Ukraine’s Paralympic medallist Oksana Boturchuk, a star on the track and red carpet

From the red carpet in Kyiv to the red track in Tokyo, the 2008 Paralympic champion continues to inspire audiences worldwide 21 Sep 2021
Women being interviewed
A film about Ukrainian sprinter Oksana Boturchuk was released in August 2021
By Lee Reaney | For the IPC

Just weeks before boarding the plane to Japan to compete in her fourth straight Paralympic Games, Oksana Boturchuk was trotting it on the red carpet with some of Ukraine’s biggest celebrities.

A feature film based on her life ‘Pulse’ was released in cinemas in August, recounting how the aspiring Olympic hopeful had to adapt her dreams after losing much of her sight in an auto accident, to becoming a 100m Paralympic champion in 2008.

At 36, having taken three silver medals at Tokyo 2020 in the T12 class, Boturchuk has been in the shadows of Cuba’s ace Omara Durand – the fastest female Paralympian.

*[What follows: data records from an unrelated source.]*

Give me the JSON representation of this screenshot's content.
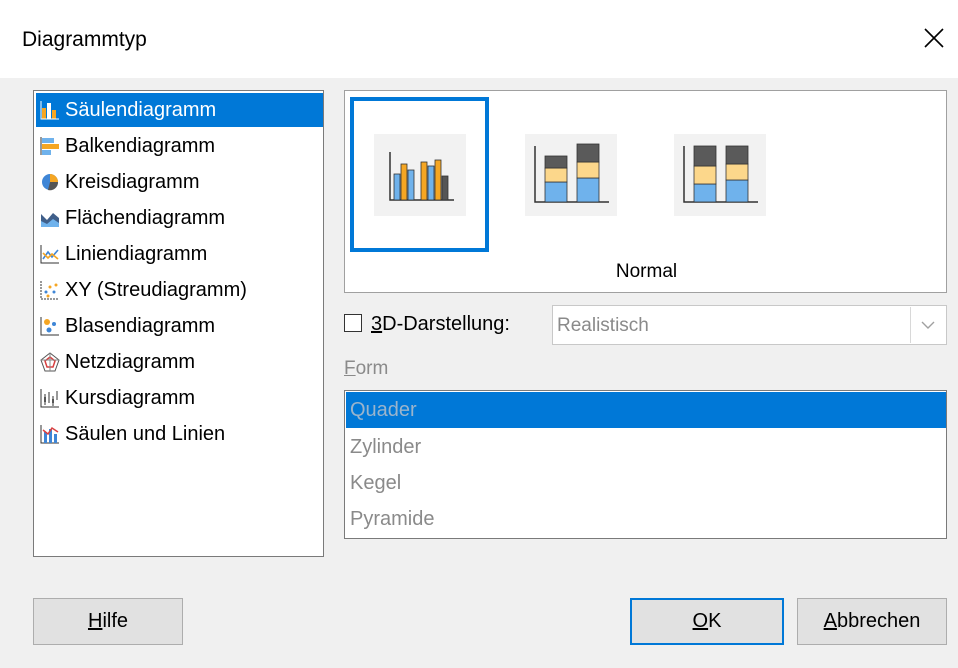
{
  "dialog": {
    "title": "Diagrammtyp"
  },
  "types": [
    {
      "label": "Säulendiagramm",
      "icon": "column-chart-icon",
      "selected": true
    },
    {
      "label": "Balkendiagramm",
      "icon": "bar-chart-icon"
    },
    {
      "label": "Kreisdiagramm",
      "icon": "pie-chart-icon"
    },
    {
      "label": "Flächendiagramm",
      "icon": "area-chart-icon"
    },
    {
      "label": "Liniendiagramm",
      "icon": "line-chart-icon"
    },
    {
      "label": "XY (Streudiagramm)",
      "icon": "scatter-chart-icon"
    },
    {
      "label": "Blasendiagramm",
      "icon": "bubble-chart-icon"
    },
    {
      "label": "Netzdiagramm",
      "icon": "net-chart-icon"
    },
    {
      "label": "Kursdiagramm",
      "icon": "stock-chart-icon"
    },
    {
      "label": "Säulen und Linien",
      "icon": "column-line-chart-icon"
    }
  ],
  "variants": {
    "selected_label": "Normal"
  },
  "three_d": {
    "checkbox_label_rest": "D-Darstellung:",
    "checkbox_label_key": "3",
    "checked": false,
    "style_value": "Realistisch"
  },
  "form": {
    "label_key": "F",
    "label_rest": "orm",
    "items": [
      "Quader",
      "Zylinder",
      "Kegel",
      "Pyramide"
    ],
    "selected": "Quader"
  },
  "buttons": {
    "help_key": "H",
    "help_rest": "ilfe",
    "ok_key": "O",
    "ok_rest": "K",
    "cancel_key": "A",
    "cancel_rest": "bbrechen"
  },
  "colors": {
    "accent": "#0078d7",
    "orange": "#f5a623",
    "blue": "#6fb2ec",
    "dark": "#5a5a5a",
    "light_orange": "#fcd78b"
  }
}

But ‘Pulse’ has reminded that the Ukrainian’s story should not be forgotten, and one that stood out to director Serhiy Chebatarenko, who picked out the script and worked with producer Egor Olesov to get the film made. 

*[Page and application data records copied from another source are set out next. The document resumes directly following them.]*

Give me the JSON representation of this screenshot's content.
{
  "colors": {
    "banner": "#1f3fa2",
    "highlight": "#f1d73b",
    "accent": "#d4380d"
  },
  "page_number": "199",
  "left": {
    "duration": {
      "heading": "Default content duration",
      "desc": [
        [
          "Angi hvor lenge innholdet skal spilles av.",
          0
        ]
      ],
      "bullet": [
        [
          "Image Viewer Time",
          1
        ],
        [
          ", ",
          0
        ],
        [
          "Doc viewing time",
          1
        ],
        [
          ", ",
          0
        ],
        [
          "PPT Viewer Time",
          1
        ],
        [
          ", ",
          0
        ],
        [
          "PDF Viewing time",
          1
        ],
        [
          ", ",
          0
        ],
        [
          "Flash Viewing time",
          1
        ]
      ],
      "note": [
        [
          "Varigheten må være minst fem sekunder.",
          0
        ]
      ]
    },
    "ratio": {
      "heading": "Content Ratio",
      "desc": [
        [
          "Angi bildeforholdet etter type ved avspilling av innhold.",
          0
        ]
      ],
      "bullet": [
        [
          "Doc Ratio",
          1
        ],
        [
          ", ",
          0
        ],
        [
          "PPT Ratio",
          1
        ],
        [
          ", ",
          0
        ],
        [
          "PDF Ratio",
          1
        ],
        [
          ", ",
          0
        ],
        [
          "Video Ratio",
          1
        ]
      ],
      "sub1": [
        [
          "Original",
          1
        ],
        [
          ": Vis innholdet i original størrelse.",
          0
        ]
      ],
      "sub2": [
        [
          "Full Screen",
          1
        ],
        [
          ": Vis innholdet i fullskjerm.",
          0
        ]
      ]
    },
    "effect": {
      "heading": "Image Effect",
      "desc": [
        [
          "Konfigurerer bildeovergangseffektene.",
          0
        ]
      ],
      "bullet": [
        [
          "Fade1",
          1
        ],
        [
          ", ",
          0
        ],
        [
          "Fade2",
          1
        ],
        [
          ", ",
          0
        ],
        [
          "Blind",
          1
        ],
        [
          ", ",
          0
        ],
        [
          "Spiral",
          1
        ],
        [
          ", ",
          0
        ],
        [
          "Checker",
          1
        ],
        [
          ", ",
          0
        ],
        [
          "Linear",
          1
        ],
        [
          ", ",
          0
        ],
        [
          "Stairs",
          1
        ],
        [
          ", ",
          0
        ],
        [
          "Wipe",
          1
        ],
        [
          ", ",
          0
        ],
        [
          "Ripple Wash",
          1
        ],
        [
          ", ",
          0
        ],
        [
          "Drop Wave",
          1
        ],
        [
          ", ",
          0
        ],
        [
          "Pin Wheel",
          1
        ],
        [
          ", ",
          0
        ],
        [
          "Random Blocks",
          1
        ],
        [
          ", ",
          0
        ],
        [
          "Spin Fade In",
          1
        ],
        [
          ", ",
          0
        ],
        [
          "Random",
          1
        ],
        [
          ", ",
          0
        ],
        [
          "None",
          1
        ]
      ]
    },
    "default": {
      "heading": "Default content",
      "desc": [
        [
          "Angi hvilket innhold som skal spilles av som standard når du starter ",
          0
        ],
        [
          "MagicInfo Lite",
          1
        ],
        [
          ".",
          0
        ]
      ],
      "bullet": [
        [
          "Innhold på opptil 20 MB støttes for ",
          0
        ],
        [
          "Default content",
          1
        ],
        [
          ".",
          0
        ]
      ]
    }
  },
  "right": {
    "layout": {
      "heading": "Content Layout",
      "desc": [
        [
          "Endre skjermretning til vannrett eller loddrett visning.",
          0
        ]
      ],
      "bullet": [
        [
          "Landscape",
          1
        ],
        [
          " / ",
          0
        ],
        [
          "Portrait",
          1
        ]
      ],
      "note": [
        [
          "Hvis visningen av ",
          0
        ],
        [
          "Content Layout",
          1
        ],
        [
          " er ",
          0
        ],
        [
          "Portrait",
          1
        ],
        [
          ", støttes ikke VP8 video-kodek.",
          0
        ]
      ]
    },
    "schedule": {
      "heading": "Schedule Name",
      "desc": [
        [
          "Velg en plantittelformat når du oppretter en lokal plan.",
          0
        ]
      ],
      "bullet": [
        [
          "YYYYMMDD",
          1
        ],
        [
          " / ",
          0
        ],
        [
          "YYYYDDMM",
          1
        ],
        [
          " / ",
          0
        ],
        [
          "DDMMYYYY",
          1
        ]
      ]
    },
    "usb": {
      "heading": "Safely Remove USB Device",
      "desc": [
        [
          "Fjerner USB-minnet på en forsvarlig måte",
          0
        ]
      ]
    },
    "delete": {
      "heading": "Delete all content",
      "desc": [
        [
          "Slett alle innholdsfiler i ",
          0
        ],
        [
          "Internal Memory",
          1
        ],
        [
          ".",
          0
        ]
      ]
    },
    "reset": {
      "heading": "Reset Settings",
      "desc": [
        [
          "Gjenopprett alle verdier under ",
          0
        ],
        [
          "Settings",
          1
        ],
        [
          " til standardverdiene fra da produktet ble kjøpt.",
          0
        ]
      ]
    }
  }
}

“This is an incredible event for our family,” Boturchuk said. “Thanks to them (Chebatarenko and Olesov), everyone learned about my life. It’s nice that people are inspired [by my story] to achieve goals, to play sports – especially children, that’s the main point.”

The premiere attracted some of the biggest names in Ukrainian sport, including former world heavyweight boxing champion and Kyiv mayor Vitali Klitschko and President of the Ukrainian National Paralympic Committee, Valery Sushkevych.


Ukraine has produced some top Paralympic stars and finished among the top teams on the medals tables at the Games, third at Rio 2016 and sixth at Tokyo 2020. 

Seeing this interest, went all out in the film’s production and was able to attract some of Ukraine’s biggest celebrities to the project. 

Among the star actors are Stanislav Boklan, who plays Boturchuk’s coach. TV icon Liliya Rebrek plays Boturchuk’s first coach when she got started.

Newcomer Nataliya Babenko landed the lead role of Boturchuk. She trained six months for the role, running two to three hours a day, five to six times a week. The actress even met the athlete and took part in her training sessions. 

“I spoke to Oksana about it (learning to play someone with a vision impairment),” Babenko said, adding, “She gave me some pointers and I would practice in my apartment. But I knew where things were. It was when I was outside that it really sunk in.”


Boturchuk said she got lost in the film’s story and production: “For the first moments, I confess, I compared myself to [Babenko]. But then, the film took over so much that I forgot about everything. Nataliya had a very difficult role and coped with it 100 per cent - she is very talented.”

Boturchuk did more than just guide Babenko. She worked with screenwriters Yaroslav Wojcieszek and Maxim Chernysh on the script and with actors and crew to replicate authentic professional training sessions.

“Honestly, I was very worried about seeing myself on screen, to see my life from the outside. But the film was shot so well that I only have pleasant feelings,” the four-time Paralympian said. “Many scenes went well – family scenes, my relationship with my sister, the scenes of love with Serhiy completely conveyed our relationship – as if in the heat of the moment! And, of course, with coach Sorochan – played so well by Stanislav. The first viewing left me only in tears.”


The film, however, does not portray everything. Being released before Tokyo 2020, Boturchuk real red carpet was running down the Olympic Stadium in Tokyo in hopes for her first Paralympic gold in 13 years.

But it would be a tough feat, with Cuba’s Omara Durand having dominated the class since London 2012. Additionally, she was dealing with an Achilles injury and needed to be cautious in the lead-up to Tokyo. 


In Tokyo, Boturchuk finished behind Durand for silvers in the 100m, 200m and 400m T12.

“If the Paralympic team had not been created, my dream of a medal would have always remained a dream,” she said. “So, I’m infinitely grateful to Valery and the whole Paralympic family – because of you all the dreams of people like me, with hard work and support, can become a reality.”